Org Bede's World, Jarrow, Northumbria This site is more of a historical theme park than a conventional museum, although its new museum facilities are of an extremely high quality, and tell the story of the Anglo-Saxon cleric and scholar, and the Saxon world he inhabited. The site contains reconstructions of several Anglo-Saxon buildings, an Anglo-Saxon demonstrative farm and the site of Bede's monastery of St. Paul's, founded in AD 681. Although these exhibits only contain passing references to the fortifications, weapons and warfare, Bede's World provides an excellent introduction to life in Anglo-Saxon England during Late Antiquity.

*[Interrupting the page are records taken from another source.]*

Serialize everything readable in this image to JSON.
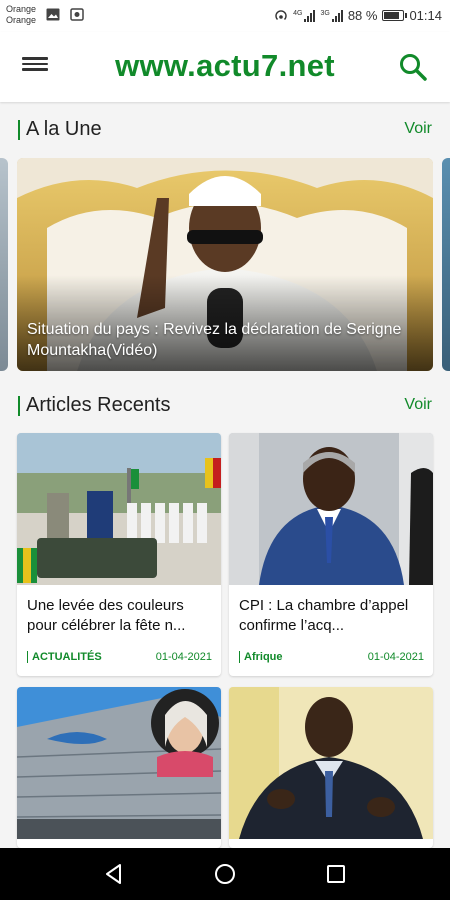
{
  "status_bar": {
    "carrier_1": "Orange",
    "carrier_2": "Orange",
    "sim_1": "4G",
    "sim_2": "3G",
    "battery": "88 %",
    "battery_level": 0.88,
    "time": "01:14"
  },
  "app_bar": {
    "title": "www.actu7.net",
    "menu_icon": "hamburger-menu-icon",
    "search_icon": "search-icon"
  },
  "headline_section": {
    "title": "A la Une",
    "more_label": "Voir",
    "slide_caption": "Situation du pays : Revivez la déclaration de Serigne Mountakha(Vidéo)"
  },
  "recent_section": {
    "title": "Articles Recents",
    "more_label": "Voir",
    "articles": [
      {
        "title": "Une levée des couleurs pour célébrer la fête n...",
        "category": "ACTUALITÉS",
        "date": "01-04-2021"
      },
      {
        "title": "CPI : La chambre d’appel confirme l’acq...",
        "category": "Afrique",
        "date": "01-04-2021"
      },
      {
        "title": "",
        "category": "",
        "date": ""
      },
      {
        "title": "",
        "category": "",
        "date": ""
      }
    ]
  },
  "nav_bar": {
    "back_icon": "back-triangle-icon",
    "home_icon": "home-circle-icon",
    "recents_icon": "recents-square-icon"
  },
  "colors": {
    "brand_green": "#118a2a",
    "text_dark": "#222222",
    "background": "#f4f4f4"
  }
}
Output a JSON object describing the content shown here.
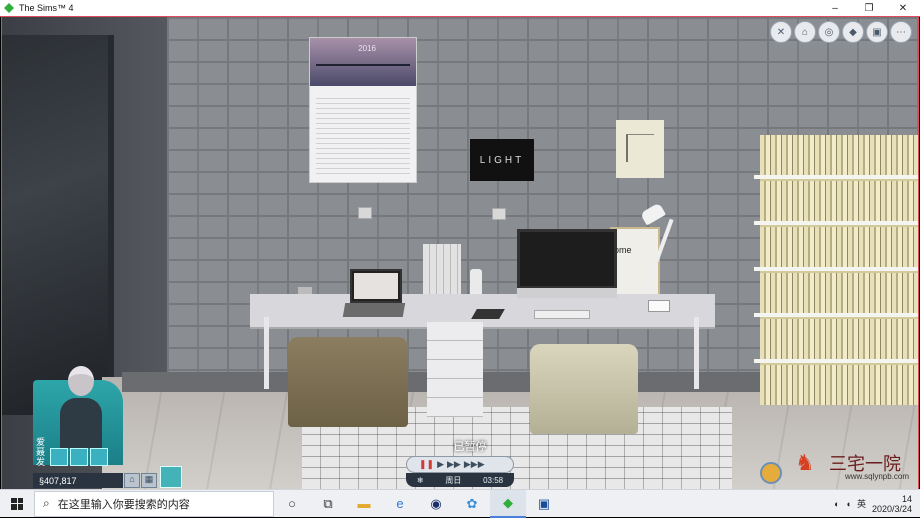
{
  "window": {
    "title": "The Sims™ 4",
    "controls": {
      "minimize": "–",
      "maximize": "❐",
      "close": "✕"
    }
  },
  "scene": {
    "calendar_year": "2016",
    "light_sign": "LIGHT",
    "frame_text": "ome"
  },
  "hud": {
    "top_buttons": [
      "tools-icon",
      "build-icon",
      "camera-icon",
      "triangle-icon",
      "gallery-icon",
      "more-icon"
    ],
    "sim_name": "爱聂发",
    "funds": "§407,817",
    "status": "已暂停",
    "speed_controls": {
      "pause": "❚❚",
      "play": "▶",
      "fast": "▶▶",
      "ultra": "▶▶▶"
    },
    "time": "03:58",
    "day_label": "周日"
  },
  "watermark": {
    "text": "三宅一院",
    "url": "www.sqlynpb.com"
  },
  "taskbar": {
    "search_placeholder": "在这里输入你要搜索的内容",
    "ime": "英",
    "time": "14",
    "date": "2020/3/24"
  },
  "colors": {
    "titlebar_border": "#e04a5a",
    "hud_teal": "#2da6a9",
    "taskbar": "#eef0f3"
  }
}
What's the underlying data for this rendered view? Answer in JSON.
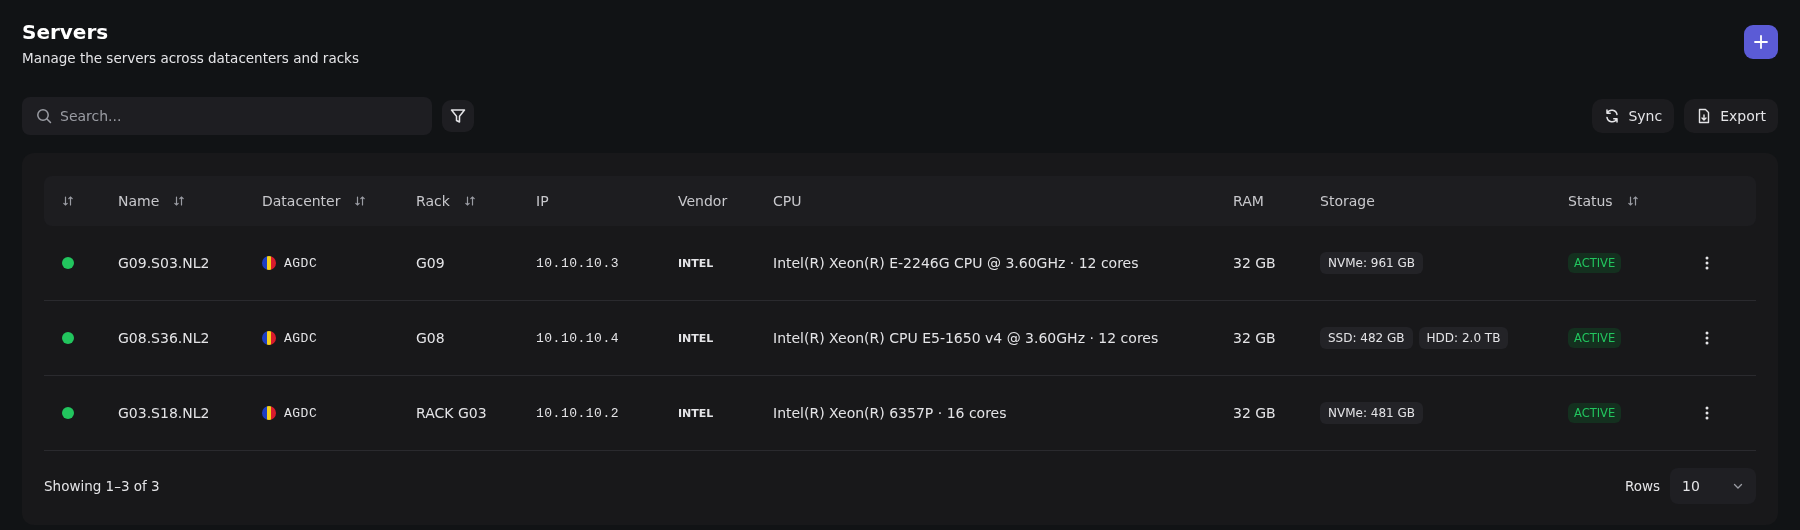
{
  "header": {
    "title": "Servers",
    "subtitle": "Manage the servers across datacenters and racks"
  },
  "search": {
    "placeholder": "Search..."
  },
  "actions": [
    "Sync",
    "Export"
  ],
  "table": {
    "columns": [
      {
        "sortable": true
      },
      {
        "label": "Name",
        "sortable": true
      },
      {
        "label": "Datacenter",
        "sortable": true
      },
      {
        "label": "Rack",
        "sortable": true
      },
      {
        "label": "IP",
        "sortable": false
      },
      {
        "label": "Vendor",
        "sortable": false
      },
      {
        "label": "CPU",
        "sortable": false
      },
      {
        "label": "RAM",
        "sortable": false
      },
      {
        "label": "Storage",
        "sortable": false
      },
      {
        "label": "Status",
        "sortable": true
      },
      {
        "sortable": false
      }
    ],
    "rows": [
      {
        "online": true,
        "name": "G09.S03.NL2",
        "datacenter": "AGDC",
        "rack": "G09",
        "ip": "10.10.10.3",
        "vendor": "INTEL",
        "cpu": "Intel(R) Xeon(R) E-2246G CPU @ 3.60GHz · 12 cores",
        "ram": "32 GB",
        "storage": [
          "NVMe: 961 GB"
        ],
        "status": "ACTIVE"
      },
      {
        "online": true,
        "name": "G08.S36.NL2",
        "datacenter": "AGDC",
        "rack": "G08",
        "ip": "10.10.10.4",
        "vendor": "INTEL",
        "cpu": "Intel(R) Xeon(R) CPU E5-1650 v4 @ 3.60GHz · 12 cores",
        "ram": "32 GB",
        "storage": [
          "SSD: 482 GB",
          "HDD: 2.0 TB"
        ],
        "status": "ACTIVE"
      },
      {
        "online": true,
        "name": "G03.S18.NL2",
        "datacenter": "AGDC",
        "rack": "RACK G03",
        "ip": "10.10.10.2",
        "vendor": "INTEL",
        "cpu": "Intel(R) Xeon(R) 6357P · 16 cores",
        "ram": "32 GB",
        "storage": [
          "NVMe: 481 GB"
        ],
        "status": "ACTIVE"
      }
    ]
  },
  "footer": {
    "summary": "Showing 1–3 of 3",
    "rows_label": "Rows",
    "rows_value": "10"
  }
}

Stratford Archive) Museums The British Museum, Great Russell Street, London The leading historical museum in the British Isles, the British Museum contains a vast collection of artefacts dating from Late Antiquity, the most prestigious of which are the Anglo-Saxon grave finds from the Sutton Hoo ship burial, dating from the early 7th century AD. In addition the museum contains a significant collection of Late Roman, Romano-British and post-Roman British objects. The museum is open throughout the year.